(WORK TO COMPLETE): Without the pictures, give every record again exactly.
-=-=-
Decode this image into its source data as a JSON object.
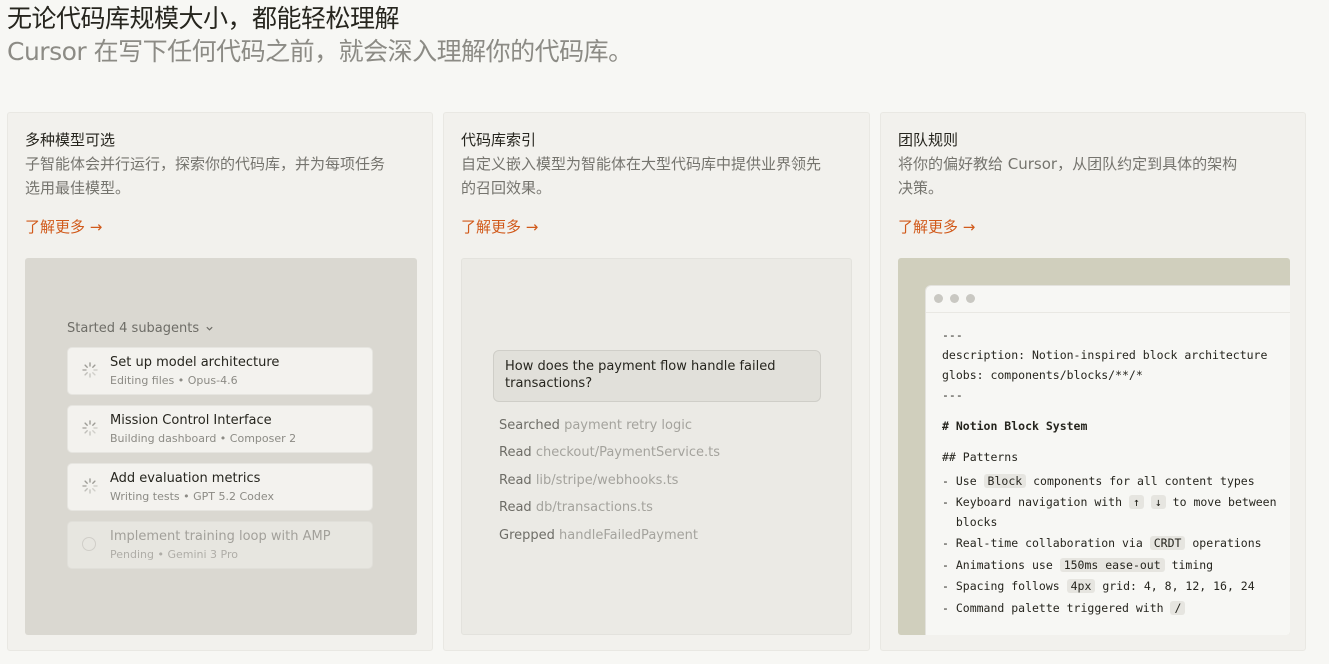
{
  "hero": {
    "title": "无论代码库规模大小，都能轻松理解",
    "subtitle": "Cursor 在写下任何代码之前，就会深入理解你的代码库。"
  },
  "colors": {
    "accent": "#d15a1b"
  },
  "cards": [
    {
      "title": "多种模型可选",
      "desc_line1": "子智能体会并行运行，探索你的代码库，并为每项任务",
      "desc_line2": "选用最佳模型。",
      "learn_more": "了解更多 →",
      "started": "Started 4 subagents",
      "tasks": [
        {
          "title": "Set up model architecture",
          "meta": "Editing files • Opus-4.6"
        },
        {
          "title": "Mission Control Interface",
          "meta": "Building dashboard • Composer 2"
        },
        {
          "title": "Add evaluation metrics",
          "meta": "Writing tests • GPT 5.2 Codex"
        },
        {
          "title": "Implement training loop with AMP",
          "meta": "Pending • Gemini 3 Pro"
        }
      ]
    },
    {
      "title": "代码库索引",
      "desc_line1": "自定义嵌入模型为智能体在大型代码库中提供业界领先",
      "desc_line2": "的召回效果。",
      "learn_more": "了解更多 →",
      "question": "How does the payment flow handle failed transactions?",
      "steps": [
        {
          "verb": "Searched",
          "arg": "payment retry logic"
        },
        {
          "verb": "Read",
          "arg": "checkout/PaymentService.ts"
        },
        {
          "verb": "Read",
          "arg": "lib/stripe/webhooks.ts"
        },
        {
          "verb": "Read",
          "arg": "db/transactions.ts"
        },
        {
          "verb": "Grepped",
          "arg": "handleFailedPayment"
        }
      ]
    },
    {
      "title": "团队规则",
      "desc_line1": "将你的偏好教给 Cursor，从团队约定到具体的架构",
      "desc_line2": "决策。",
      "learn_more": "了解更多 →",
      "code": {
        "fm_open": "---",
        "description": "description: Notion-inspired block architecture",
        "globs": "globs: components/blocks/**/*",
        "fm_close": "---",
        "h1": "# Notion Block System",
        "h2": "## Patterns",
        "b1_pre": "- Use ",
        "b1_pill": "Block",
        "b1_post": " components for all content types",
        "b2_pre": "- Keyboard navigation with ",
        "b2_pill1": "↑",
        "b2_mid": " ",
        "b2_pill2": "↓",
        "b2_post": " to move between",
        "b2_cont": "  blocks",
        "b3_pre": "- Real-time collaboration via ",
        "b3_pill": "CRDT",
        "b3_post": " operations",
        "b4_pre": "- Animations use ",
        "b4_pill": "150ms ease-out",
        "b4_post": " timing",
        "b5_pre": "- Spacing follows ",
        "b5_pill": "4px",
        "b5_post": " grid: 4, 8, 12, 16, 24",
        "b6_pre": "- Command palette triggered with ",
        "b6_pill": "/"
      }
    }
  ]
}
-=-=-
(RESPONSE BOX):
Decode this image into its source data as a JSON object.
{
  "hero": {
    "title": "无论代码库规模大小，都能轻松理解",
    "subtitle": "Cursor 在写下任何代码之前，就会深入理解你的代码库。"
  },
  "colors": {
    "accent": "#d15a1b"
  },
  "cards": [
    {
      "title": "多种模型可选",
      "desc_line1": "子智能体会并行运行，探索你的代码库，并为每项任务",
      "desc_line2": "选用最佳模型。",
      "learn_more": "了解更多 →",
      "started": "Started 4 subagents",
      "tasks": [
        {
          "title": "Set up model architecture",
          "meta": "Editing files • Opus-4.6"
        },
        {
          "title": "Mission Control Interface",
          "meta": "Building dashboard • Composer 2"
        },
        {
          "title": "Add evaluation metrics",
          "meta": "Writing tests • GPT 5.2 Codex"
        },
        {
          "title": "Implement training loop with AMP",
          "meta": "Pending • Gemini 3 Pro"
        }
      ]
    },
    {
      "title": "代码库索引",
      "desc_line1": "自定义嵌入模型为智能体在大型代码库中提供业界领先",
      "desc_line2": "的召回效果。",
      "learn_more": "了解更多 →",
      "question": "How does the payment flow handle failed transactions?",
      "steps": [
        {
          "verb": "Searched",
          "arg": "payment retry logic"
        },
        {
          "verb": "Read",
          "arg": "checkout/PaymentService.ts"
        },
        {
          "verb": "Read",
          "arg": "lib/stripe/webhooks.ts"
        },
        {
          "verb": "Read",
          "arg": "db/transactions.ts"
        },
        {
          "verb": "Grepped",
          "arg": "handleFailedPayment"
        }
      ]
    },
    {
      "title": "团队规则",
      "desc_line1": "将你的偏好教给 Cursor，从团队约定到具体的架构",
      "desc_line2": "决策。",
      "learn_more": "了解更多 →",
      "code": {
        "fm_open": "---",
        "description": "description: Notion-inspired block architecture",
        "globs": "globs: components/blocks/**/*",
        "fm_close": "---",
        "h1": "# Notion Block System",
        "h2": "## Patterns",
        "b1_pre": "- Use ",
        "b1_pill": "Block",
        "b1_post": " components for all content types",
        "b2_pre": "- Keyboard navigation with ",
        "b2_pill1": "↑",
        "b2_mid": " ",
        "b2_pill2": "↓",
        "b2_post": " to move between",
        "b2_cont": "  blocks",
        "b3_pre": "- Real-time collaboration via ",
        "b3_pill": "CRDT",
        "b3_post": " operations",
        "b4_pre": "- Animations use ",
        "b4_pill": "150ms ease-out",
        "b4_post": " timing",
        "b5_pre": "- Spacing follows ",
        "b5_pill": "4px",
        "b5_post": " grid: 4, 8, 12, 16, 24",
        "b6_pre": "- Command palette triggered with ",
        "b6_pill": "/"
      }
    }
  ]
}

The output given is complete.